The revival of 3D in home entertainment began with the release of Avatar back in 2010, but the technology never really took off.
It required a TV capable of 3D playback, special glasses for every viewer, and a player supporting 3D as well.
Even if you made those expenses, you were stuck with limited options to use the 3D capabilities. Not all movies were released as 3D versions for instance, and the few TV channels that were offered in 3D were canceled early on when networks realized that viewer counts were lower than expected.3D was a novelty item when it came out, but the novelty factor faded quickly. Apart from 3D movies being more expensive than regular movies, it also required you to have enough 3D glasses at home which was another expense.
Sales of 3D home equipment have declined since 2012. In 2016, 3D home video gear accounted for merely 8% of TV Sales, down from 16% in 2015 and 23% in 2012. Blu-Ray players capable of playing 3D content dropped from 40% in 2012 to 25% in 2015 and 11% in 2016.

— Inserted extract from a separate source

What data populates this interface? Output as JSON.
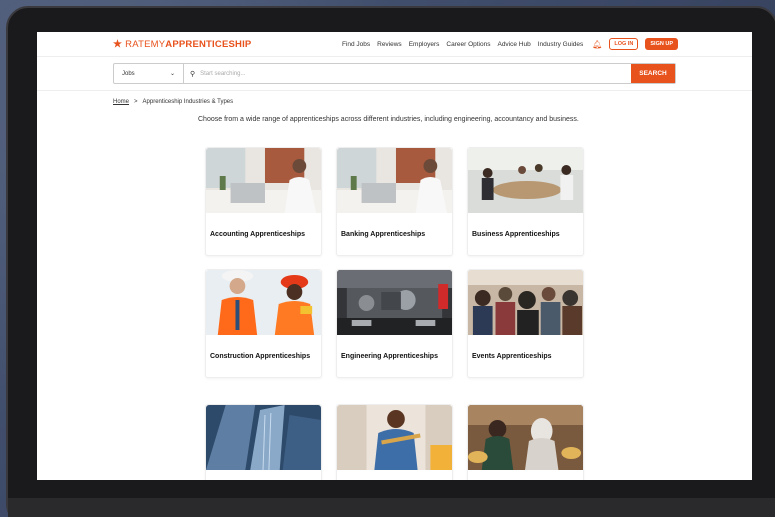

If you are interested in 3D TV at home at this point, you are stuck with purchasing hardware from 2016 or earlier, or investing big in home theater projectors.
TV manufacturers have moved the focus away from 3D towards 4K and HDR, and adding smart TV features instead.
It seems unlikely that the decision will have an impact on theater releases. What is likely going to happen though is that fewer titles will be released as 3D versions for the consumer market.
There is also the question of whether 3D TV will see a revival in the future. I don't think that this is likely, unless technology changes significantly. This does not necessarily have to be the same setup as of today, as new tech, virtual reality or holographic projections for instance, may offer a better user experience.
For now though, it seems unlikely that manufacturers will start to produce new 3D TVs in 2018 or beyond.
Now You: What's your experience with 3D TV?